To learn more about the scope of his study, see the Frontiers in Ecology and Evolution journal article, “Configuration and Location of Small Urban Gardens Affect Colonization by Monarch Butterflies,” by visiting www.frontiersin.org/articles /10.3389/fevo.2019.00474/full.
Throughout the year, Nevada’s Natural Heritage Program helps educate communities about the importance of our state’s pollinators and the vital role these pollen carriers play in supporting our natural environment.
According to the Nevada Division of Natural Heritage, “As pollinators continue to decline across the world due to habitat loss, climate change, and pesticides, it is important to provide native plants for our native pollinators. While pollinator gardening often focuses on non-native bees, there are over 1,000 species of native bees that use many different types of plants to provide food for their young.
“In addition to native plants, nesting habitat is also vital. At least half of our native bees nest underground, so leaving bare, undisturbed soil between plants will give them places to raise the next generation of bees to pollinate future wild plants. Native plants are adapted to our climate (ie they tolerate drought) and require less water for maintenance than non-native or ornamental species. Additionally, species other than pollinators also depend on native plants for food and shelter.
You may not know that about one in three bites of food depends on the work of a pollinator. According to a press release from the Nevada Department of Conservation and Natural Resources, pollinators are a keystone species in Nevada, supporting healthy wild lands, ecosystem diversity and a nutritious food supply.
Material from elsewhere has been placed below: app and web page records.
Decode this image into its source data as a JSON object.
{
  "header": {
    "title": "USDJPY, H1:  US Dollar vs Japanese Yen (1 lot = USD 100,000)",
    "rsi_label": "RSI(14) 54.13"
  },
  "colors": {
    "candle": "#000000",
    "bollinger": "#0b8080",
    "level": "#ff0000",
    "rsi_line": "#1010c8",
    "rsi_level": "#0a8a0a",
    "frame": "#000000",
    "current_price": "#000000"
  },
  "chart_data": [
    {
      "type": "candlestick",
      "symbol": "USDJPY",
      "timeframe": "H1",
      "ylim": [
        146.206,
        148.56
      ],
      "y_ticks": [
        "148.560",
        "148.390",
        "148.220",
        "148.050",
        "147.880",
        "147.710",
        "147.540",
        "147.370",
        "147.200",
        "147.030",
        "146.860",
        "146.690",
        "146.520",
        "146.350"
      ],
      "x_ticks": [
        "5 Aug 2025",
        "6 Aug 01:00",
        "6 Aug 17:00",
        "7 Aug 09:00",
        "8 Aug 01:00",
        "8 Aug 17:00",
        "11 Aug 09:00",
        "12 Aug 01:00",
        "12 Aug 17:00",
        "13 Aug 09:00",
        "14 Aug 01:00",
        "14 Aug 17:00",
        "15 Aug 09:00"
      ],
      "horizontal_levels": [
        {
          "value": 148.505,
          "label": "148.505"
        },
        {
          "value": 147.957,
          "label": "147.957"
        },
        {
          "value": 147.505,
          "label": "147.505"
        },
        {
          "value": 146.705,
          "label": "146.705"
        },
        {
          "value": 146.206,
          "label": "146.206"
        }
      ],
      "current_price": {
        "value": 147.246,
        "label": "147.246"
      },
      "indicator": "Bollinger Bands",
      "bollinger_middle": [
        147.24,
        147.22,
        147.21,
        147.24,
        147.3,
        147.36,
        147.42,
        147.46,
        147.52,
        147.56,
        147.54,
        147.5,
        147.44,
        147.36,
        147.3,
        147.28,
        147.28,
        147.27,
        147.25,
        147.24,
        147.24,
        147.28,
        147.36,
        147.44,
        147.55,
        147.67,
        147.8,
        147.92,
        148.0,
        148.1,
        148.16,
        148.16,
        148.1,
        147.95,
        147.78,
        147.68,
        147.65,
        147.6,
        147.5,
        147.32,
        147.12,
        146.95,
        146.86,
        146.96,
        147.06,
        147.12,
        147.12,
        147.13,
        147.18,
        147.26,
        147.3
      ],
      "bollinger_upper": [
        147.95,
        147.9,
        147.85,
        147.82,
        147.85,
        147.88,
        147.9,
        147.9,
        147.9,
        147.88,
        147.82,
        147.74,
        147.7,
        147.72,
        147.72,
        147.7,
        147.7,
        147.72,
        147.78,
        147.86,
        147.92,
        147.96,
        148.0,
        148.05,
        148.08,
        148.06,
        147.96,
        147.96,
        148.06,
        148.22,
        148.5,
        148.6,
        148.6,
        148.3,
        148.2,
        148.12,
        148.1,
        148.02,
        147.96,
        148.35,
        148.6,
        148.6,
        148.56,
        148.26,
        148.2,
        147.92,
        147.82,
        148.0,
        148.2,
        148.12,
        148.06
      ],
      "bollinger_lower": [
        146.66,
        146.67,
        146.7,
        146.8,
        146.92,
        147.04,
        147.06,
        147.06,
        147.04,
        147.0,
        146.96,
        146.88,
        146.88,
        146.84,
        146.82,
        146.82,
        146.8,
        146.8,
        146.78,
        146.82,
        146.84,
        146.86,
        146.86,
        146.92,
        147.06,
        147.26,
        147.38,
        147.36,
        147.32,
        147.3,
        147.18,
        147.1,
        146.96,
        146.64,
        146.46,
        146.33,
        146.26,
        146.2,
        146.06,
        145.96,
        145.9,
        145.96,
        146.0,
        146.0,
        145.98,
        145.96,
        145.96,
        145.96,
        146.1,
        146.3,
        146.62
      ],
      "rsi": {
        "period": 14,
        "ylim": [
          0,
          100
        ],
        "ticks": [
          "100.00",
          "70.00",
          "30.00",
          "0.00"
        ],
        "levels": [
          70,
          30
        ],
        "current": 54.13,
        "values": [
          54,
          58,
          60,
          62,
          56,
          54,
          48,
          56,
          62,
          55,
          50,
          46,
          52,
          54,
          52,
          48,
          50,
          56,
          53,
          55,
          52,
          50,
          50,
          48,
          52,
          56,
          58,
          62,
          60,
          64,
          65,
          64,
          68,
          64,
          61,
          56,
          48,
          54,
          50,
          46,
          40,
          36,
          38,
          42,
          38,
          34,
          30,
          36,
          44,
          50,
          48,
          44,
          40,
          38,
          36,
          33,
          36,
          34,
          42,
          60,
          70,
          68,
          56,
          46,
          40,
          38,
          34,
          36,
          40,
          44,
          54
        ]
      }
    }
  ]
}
What living species are considered pollinators, especially here in the desert? Butterflies, bees, moths, hummingbirds, bats and doves all help pollinate our desert plants. Native bees are Nevada’s most critical pollinators, as their fuzzy bodies make these pollinating powerhouses extremely efficient at collecting and transferring pollen.
Additionally, there are more than 600 species of butterflies and moths in Nevada, from generalists who visit many types of flowers to specialists such as asyucca butterflies, which are the only insects capable of pollinating Joshua trees and other yucca species prevalent in the Mojave Desert ecosystem. .
Even seemingly hearty plants, including cacti, benefit from pollinators, allowing them to continue their genetic diversity and the distribution of new plants.
As you can see, Nevada’s pollinators are vital to the health of the state’s agriculture, natural resources, and quality of life. Unfortunately, several pollinator species in Nevada have suffered severe declines in recent years, with threats posed by dwindling wetland habitats, invasive species such as cheat grass, and wildfires. Let’s do our part by planting native plants and encouraging pollinators to do their job.